Some Puerto Rico residents are turning to a hazardous waste site for drinking water as the island continues to reel from Hurricane Maria.More than 3 weeks after Hurricane Maria tore across the island, many residents – U.S. citizens – remain w/out access to clean drinking water. As of Saturday evening, service had been restored to about 64% of the island. But according to a CNN report, some residents are seeking water from potentially risky sources. That includes the Dorado Groundwater Contamination Site, an area designated by the Environmental Protection Agency (EPA) as a so-called Superfund site.
Superfund sites are areas considered so badly contaminated that they are subject to special federal oversight & cleanup efforts. The Dorado site was added to the list in 2016. On Friday, according to CNN, workers from Autoridad de Acueductos y Alcantarillados (AAA), the Puerto Rican water utility, pumped water from a well at the Dorado site & distributed it to storm-stricken residents.
According to the EPA, groundwater at the Dorado site is “contaminated w/organic based solvents, primarily tetrachloroethylene (PCE) & trichloroethylene (TCE),” which are commonly used in commercial & industrial operations such as dry cleaning & metal degreasing. Exposure to PCE & TCE carry the risk of health problems, including liver damage & an increased risk of cancer, according to the EPA.
Whether the specific well that workers are pumping from contains the chemicals is unknown. CNN reported that the EPA is testing the site over the weekend.
Luis Melendez, sub-director for environmental compliance at AAA, said that the water utility was not aware that they were drawing water from a Superfund site until CNN notified them. But he said that the well has been opened on an emergency basis & that the water was safe to drink.
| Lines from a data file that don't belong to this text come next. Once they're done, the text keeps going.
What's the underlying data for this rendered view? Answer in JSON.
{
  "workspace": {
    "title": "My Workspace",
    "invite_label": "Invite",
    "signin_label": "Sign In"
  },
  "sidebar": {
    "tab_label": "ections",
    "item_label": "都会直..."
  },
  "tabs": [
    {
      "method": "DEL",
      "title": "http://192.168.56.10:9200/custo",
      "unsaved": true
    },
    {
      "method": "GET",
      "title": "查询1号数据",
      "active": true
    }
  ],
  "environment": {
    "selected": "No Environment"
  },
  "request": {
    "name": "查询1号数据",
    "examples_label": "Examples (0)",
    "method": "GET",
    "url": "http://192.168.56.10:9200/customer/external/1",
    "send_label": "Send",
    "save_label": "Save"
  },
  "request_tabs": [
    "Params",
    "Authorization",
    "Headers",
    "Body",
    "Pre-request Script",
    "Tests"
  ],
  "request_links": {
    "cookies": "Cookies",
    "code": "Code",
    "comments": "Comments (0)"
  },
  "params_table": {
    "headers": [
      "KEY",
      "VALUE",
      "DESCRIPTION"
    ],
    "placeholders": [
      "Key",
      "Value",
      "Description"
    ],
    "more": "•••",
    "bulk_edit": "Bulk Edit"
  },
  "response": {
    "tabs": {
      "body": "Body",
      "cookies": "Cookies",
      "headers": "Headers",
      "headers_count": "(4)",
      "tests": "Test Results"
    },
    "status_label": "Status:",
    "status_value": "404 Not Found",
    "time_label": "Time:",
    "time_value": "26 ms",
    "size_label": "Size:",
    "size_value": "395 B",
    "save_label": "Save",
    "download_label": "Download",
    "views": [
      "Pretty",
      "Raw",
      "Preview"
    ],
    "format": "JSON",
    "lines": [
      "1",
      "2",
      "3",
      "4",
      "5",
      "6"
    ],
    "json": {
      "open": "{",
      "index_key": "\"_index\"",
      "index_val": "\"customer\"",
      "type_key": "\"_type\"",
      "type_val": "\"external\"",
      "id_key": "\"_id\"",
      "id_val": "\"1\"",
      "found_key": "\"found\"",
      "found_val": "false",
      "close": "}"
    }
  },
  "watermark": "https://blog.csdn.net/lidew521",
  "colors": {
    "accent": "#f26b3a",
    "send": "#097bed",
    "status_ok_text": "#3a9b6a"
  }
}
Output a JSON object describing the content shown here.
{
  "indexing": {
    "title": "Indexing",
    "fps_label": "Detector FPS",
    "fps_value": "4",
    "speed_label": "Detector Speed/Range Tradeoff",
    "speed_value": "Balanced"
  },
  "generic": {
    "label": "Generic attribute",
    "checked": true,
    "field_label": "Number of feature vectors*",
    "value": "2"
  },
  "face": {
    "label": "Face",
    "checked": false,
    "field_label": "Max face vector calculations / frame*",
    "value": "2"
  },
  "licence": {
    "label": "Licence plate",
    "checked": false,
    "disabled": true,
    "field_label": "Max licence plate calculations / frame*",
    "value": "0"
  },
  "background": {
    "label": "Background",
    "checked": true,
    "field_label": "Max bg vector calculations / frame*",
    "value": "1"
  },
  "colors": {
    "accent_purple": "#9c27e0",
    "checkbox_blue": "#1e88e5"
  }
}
CNN also noted that the EPA had found the site to be w/in federal limits for PCE & chloroform in 2015.